The long course was tightly guarded by police, no small challenge in a host country that has been dealing with spikes in crime. The only incident occurred a few hundred meters from the finish line, where a bomb squad detonated an unattended bag hours before the riders arrived.
The race rolled off to the soundtrack of crashing waves and under clear, sunny skies buzzing with helicopters — some carrying TV cameras, others from the military to provide security.
Riders headed along the brilliant beaches of high-end neighborhoods Ipanema and Leblon, then began attacking each other on their way south. The day's break quickly formed when six riders slipped away and built a gap of nearly 8 minutes, among them former world champ Michal Kwiatkowski of Poland.
The brutality of the course became evident over the cobblestone sectors.
Ahmet Orken of Turkey was rattled off his bike. Tour de France champion Chris Froome needed a bike change after a mechanical issue. Richie Porte of Australia had his chain bounce off.

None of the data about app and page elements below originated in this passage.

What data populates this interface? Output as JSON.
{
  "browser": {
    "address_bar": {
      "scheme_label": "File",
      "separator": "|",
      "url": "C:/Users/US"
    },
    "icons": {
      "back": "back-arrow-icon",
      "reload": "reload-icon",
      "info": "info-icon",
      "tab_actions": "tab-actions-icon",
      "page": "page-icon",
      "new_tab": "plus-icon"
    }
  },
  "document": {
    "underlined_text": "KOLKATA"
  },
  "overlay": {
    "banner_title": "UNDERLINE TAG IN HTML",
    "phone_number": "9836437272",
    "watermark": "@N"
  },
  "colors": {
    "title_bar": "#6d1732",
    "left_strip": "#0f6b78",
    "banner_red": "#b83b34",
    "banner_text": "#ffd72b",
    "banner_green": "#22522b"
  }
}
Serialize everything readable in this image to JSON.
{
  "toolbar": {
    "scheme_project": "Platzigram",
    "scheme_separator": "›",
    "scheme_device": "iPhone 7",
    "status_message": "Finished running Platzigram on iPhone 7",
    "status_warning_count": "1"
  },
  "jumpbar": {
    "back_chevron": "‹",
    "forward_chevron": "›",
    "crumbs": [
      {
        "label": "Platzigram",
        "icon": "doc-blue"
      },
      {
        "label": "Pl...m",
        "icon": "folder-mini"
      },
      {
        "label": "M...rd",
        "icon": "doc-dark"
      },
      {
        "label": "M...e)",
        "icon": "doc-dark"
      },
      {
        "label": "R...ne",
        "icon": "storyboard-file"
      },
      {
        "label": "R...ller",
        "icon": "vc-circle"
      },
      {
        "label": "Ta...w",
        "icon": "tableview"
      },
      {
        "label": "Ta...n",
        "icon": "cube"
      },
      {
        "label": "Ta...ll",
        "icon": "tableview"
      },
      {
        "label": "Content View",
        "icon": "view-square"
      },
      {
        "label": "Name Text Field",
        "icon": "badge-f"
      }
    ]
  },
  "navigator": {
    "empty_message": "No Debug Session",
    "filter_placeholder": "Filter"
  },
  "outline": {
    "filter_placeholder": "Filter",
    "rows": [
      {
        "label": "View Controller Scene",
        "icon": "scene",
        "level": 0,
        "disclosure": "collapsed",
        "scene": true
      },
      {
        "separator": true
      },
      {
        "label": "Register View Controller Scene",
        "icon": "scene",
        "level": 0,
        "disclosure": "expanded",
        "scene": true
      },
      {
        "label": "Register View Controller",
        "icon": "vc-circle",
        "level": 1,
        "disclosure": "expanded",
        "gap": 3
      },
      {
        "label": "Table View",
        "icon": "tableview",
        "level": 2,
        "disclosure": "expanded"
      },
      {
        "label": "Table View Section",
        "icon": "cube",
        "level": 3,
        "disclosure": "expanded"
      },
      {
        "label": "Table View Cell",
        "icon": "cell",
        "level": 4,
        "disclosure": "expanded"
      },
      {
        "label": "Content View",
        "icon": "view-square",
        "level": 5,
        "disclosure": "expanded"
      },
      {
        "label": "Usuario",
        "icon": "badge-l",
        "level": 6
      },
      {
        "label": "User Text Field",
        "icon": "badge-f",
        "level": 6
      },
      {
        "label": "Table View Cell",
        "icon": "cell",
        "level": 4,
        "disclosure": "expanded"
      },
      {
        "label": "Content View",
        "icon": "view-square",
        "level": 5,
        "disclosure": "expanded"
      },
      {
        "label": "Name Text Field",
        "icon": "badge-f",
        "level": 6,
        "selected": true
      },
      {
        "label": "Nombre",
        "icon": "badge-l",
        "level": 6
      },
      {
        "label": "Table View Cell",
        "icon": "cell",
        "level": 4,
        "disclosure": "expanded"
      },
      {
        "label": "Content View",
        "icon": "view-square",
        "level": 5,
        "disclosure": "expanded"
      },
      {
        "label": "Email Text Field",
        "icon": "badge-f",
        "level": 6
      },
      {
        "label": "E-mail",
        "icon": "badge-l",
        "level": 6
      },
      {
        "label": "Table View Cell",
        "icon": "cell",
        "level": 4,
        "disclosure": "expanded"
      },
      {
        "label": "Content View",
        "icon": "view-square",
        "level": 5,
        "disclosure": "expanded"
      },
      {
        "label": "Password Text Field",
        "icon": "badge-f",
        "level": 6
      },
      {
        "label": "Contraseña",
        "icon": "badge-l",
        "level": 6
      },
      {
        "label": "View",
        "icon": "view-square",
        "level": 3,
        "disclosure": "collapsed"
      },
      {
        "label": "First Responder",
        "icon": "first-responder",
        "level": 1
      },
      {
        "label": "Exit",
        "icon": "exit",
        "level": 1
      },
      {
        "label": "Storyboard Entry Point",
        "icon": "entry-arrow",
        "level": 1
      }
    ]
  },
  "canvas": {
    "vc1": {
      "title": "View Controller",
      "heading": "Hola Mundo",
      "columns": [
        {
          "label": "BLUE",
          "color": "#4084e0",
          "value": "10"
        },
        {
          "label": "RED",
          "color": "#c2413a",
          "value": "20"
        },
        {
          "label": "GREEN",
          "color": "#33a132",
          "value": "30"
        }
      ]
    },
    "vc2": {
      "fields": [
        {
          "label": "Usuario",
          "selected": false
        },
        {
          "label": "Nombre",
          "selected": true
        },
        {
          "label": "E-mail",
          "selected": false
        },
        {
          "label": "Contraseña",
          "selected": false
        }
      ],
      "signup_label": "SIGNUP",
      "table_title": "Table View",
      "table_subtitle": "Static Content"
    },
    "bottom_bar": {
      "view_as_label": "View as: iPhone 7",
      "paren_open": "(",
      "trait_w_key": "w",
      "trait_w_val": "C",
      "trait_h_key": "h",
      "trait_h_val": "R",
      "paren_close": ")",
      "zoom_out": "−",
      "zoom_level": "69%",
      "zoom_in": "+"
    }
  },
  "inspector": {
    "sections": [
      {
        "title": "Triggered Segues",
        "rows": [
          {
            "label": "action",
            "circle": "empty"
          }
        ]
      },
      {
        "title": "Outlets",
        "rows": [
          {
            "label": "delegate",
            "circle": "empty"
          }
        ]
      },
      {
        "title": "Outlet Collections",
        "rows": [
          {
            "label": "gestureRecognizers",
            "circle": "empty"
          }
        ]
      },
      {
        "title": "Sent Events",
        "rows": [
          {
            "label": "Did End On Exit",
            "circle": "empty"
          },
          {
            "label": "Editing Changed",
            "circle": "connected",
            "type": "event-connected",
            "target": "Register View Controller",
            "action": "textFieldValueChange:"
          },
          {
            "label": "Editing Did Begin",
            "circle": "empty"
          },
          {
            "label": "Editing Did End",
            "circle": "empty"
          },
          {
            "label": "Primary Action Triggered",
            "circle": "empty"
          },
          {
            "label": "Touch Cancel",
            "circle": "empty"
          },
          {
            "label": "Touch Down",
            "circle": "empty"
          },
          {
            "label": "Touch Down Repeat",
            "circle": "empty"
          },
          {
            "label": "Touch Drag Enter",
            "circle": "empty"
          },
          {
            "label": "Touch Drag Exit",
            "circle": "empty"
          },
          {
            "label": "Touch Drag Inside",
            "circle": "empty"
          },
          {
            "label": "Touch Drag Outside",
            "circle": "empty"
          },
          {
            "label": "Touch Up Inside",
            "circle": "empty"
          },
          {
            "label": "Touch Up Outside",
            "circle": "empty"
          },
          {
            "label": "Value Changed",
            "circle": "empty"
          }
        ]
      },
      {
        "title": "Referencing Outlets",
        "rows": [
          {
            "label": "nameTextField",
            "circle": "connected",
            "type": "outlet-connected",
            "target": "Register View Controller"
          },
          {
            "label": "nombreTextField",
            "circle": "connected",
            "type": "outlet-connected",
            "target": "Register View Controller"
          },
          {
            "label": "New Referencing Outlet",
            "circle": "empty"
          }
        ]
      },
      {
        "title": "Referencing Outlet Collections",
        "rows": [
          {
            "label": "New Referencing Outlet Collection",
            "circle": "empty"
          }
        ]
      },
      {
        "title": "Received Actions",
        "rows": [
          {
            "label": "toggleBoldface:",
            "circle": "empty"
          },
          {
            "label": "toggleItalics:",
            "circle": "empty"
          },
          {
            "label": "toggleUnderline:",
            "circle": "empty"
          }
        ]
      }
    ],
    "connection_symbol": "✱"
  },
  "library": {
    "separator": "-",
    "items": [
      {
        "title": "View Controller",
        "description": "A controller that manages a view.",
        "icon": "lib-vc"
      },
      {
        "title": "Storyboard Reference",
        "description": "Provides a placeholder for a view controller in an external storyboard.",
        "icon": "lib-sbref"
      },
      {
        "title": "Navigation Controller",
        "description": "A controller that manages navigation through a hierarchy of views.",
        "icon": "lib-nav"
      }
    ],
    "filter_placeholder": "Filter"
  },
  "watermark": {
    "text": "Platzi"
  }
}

The break stayed clear through four laps of the Grumari Circuit, a 25-kilometer loop that began stringing out the field. The riders then headed back toward Rio and began three climbs of Vista Chinesa, a tough uphill slog on forest-lined roads that splintered what was left of the peloton.
So hard was the course that reigning world champion Peter Sagan of Slovakia chose to try his luck in the mountain bike race. No doubt many rivals thought it was the right decision.
One by one, a pack driven by Britain, Spain and Italy pulled back the break, though Kwiatkowski made them work for it. His jersey flapping open in the midday heat, the Polish star was finally caught by six riders after nearly 200 kilometers spent at the front.
Time trial favorites Porte and Nelson Oliveira of Portugal crashed during one of the fast descents, and Porte spent several minutes sitting beside the road before getting to his feet.
There was more carnage on the final march over Vista Chinesa.
The images of Nibali and Henao lying on the road caused a gasp among fans watching on a big screen at the finish line. Geraint Thomas of Britain joined them on the ground moments later in a race that left plenty of riders with scrapes, bruises and road rash.
One that left a Belgian hearing his national anthem, too.